[Problem to work on]
The count of lines below that include the string "measurement" is the whole answer; write it alone.

[Supplied information]
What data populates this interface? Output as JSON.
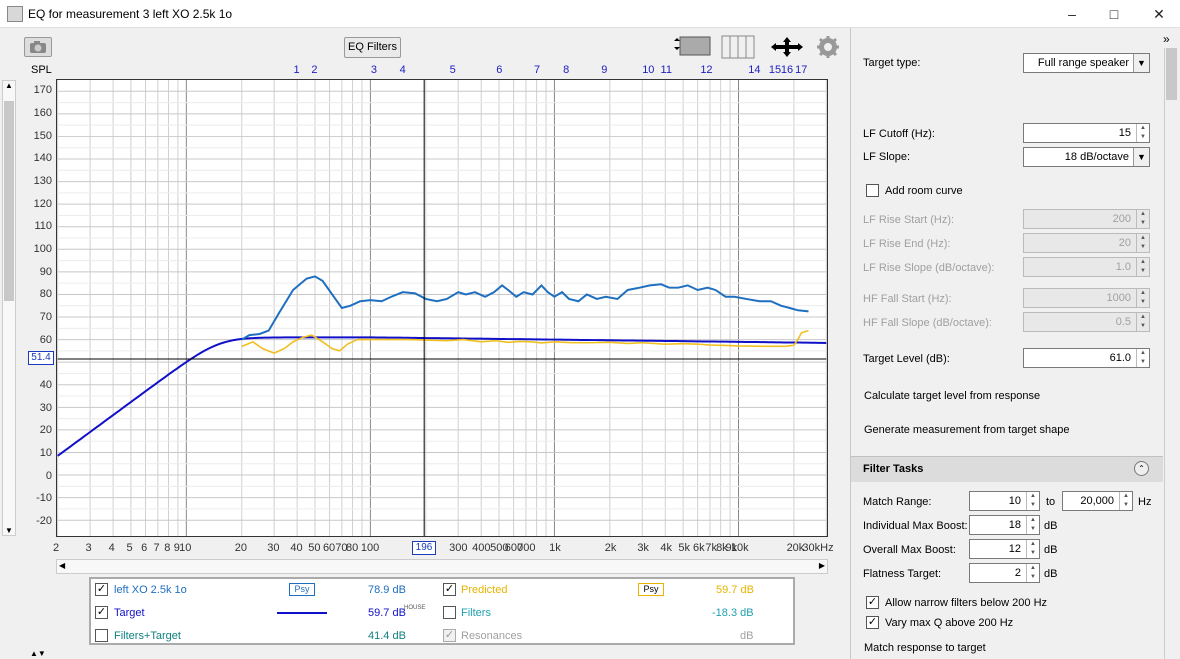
{
  "window": {
    "title": "EQ for measurement 3 left XO 2.5k 1o"
  },
  "toolbar": {
    "eq_filters_label": "EQ Filters"
  },
  "graph": {
    "y_axis_label": "SPL",
    "y_ticks": [
      "170",
      "160",
      "150",
      "140",
      "130",
      "120",
      "110",
      "100",
      "90",
      "80",
      "70",
      "60",
      "50",
      "40",
      "30",
      "20",
      "10",
      "0",
      "-10",
      "-20"
    ],
    "x_ticks": [
      "2",
      "3",
      "4",
      "5",
      "6",
      "7",
      "8",
      "9",
      "10",
      "20",
      "30",
      "40",
      "50",
      "60",
      "70",
      "80",
      "100",
      "200",
      "300",
      "400",
      "500",
      "600",
      "700",
      "1k",
      "2k",
      "3k",
      "4k",
      "5k",
      "6k",
      "7k",
      "8k",
      "9k",
      "10k",
      "20k",
      "30kHz"
    ],
    "filter_numbers": [
      "1",
      "2",
      "3",
      "4",
      "5",
      "6",
      "7",
      "8",
      "9",
      "10",
      "11",
      "12",
      "14",
      "15",
      "16",
      "17"
    ],
    "cursor_level": "51.4",
    "cursor_freq": "196"
  },
  "legend": {
    "row1": {
      "name": "left XO 2.5k 1o",
      "psy": "Psy",
      "value": "78.9 dB",
      "name2": "Predicted",
      "psy2": "Psy",
      "value2": "59.7 dB"
    },
    "row2": {
      "name": "Target",
      "value": "59.7 dB",
      "house": "HOUSE",
      "name2": "Filters",
      "value2": "-18.3 dB"
    },
    "row3": {
      "name": "Filters+Target",
      "value": "41.4 dB",
      "name2": "Resonances",
      "value2": "dB"
    }
  },
  "settings": {
    "target_type_label": "Target type:",
    "target_type_value": "Full range speaker",
    "lf_cutoff_label": "LF Cutoff (Hz):",
    "lf_cutoff_value": "15",
    "lf_slope_label": "LF Slope:",
    "lf_slope_value": "18 dB/octave",
    "add_room_curve_label": "Add room curve",
    "lf_rise_start_label": "LF Rise Start (Hz):",
    "lf_rise_start_value": "200",
    "lf_rise_end_label": "LF Rise End (Hz):",
    "lf_rise_end_value": "20",
    "lf_rise_slope_label": "LF Rise Slope (dB/octave):",
    "lf_rise_slope_value": "1.0",
    "hf_fall_start_label": "HF Fall Start (Hz):",
    "hf_fall_start_value": "1000",
    "hf_fall_slope_label": "HF Fall Slope (dB/octave):",
    "hf_fall_slope_value": "0.5",
    "target_level_label": "Target Level (dB):",
    "target_level_value": "61.0",
    "calc_target_label": "Calculate target level from response",
    "generate_label": "Generate measurement from target shape"
  },
  "filter_tasks": {
    "header": "Filter Tasks",
    "match_range_label": "Match Range:",
    "match_range_from": "10",
    "to_label": "to",
    "match_range_to": "20,000",
    "hz_label": "Hz",
    "max_boost_label": "Individual Max Boost:",
    "max_boost_value": "18",
    "overall_boost_label": "Overall Max Boost:",
    "overall_boost_value": "12",
    "flatness_label": "Flatness Target:",
    "flatness_value": "2",
    "db_label": "dB",
    "allow_narrow_label": "Allow narrow filters below 200 Hz",
    "vary_q_label": "Vary max Q above 200 Hz",
    "match_response_label": "Match response to target"
  },
  "colors": {
    "measurement": "#1f6fc0",
    "target": "#1010c8",
    "predicted": "#f0c020",
    "filters": "#20a0b0"
  }
}
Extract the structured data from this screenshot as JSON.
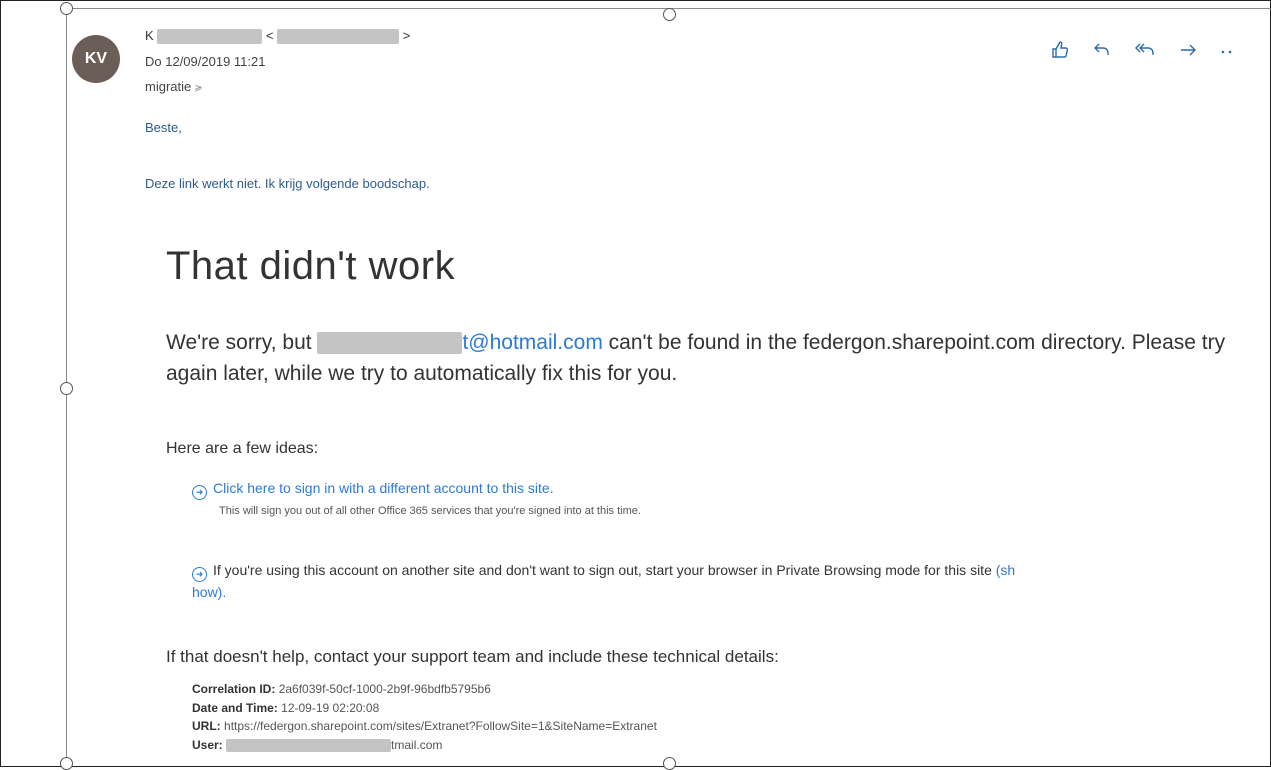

[Answer]
3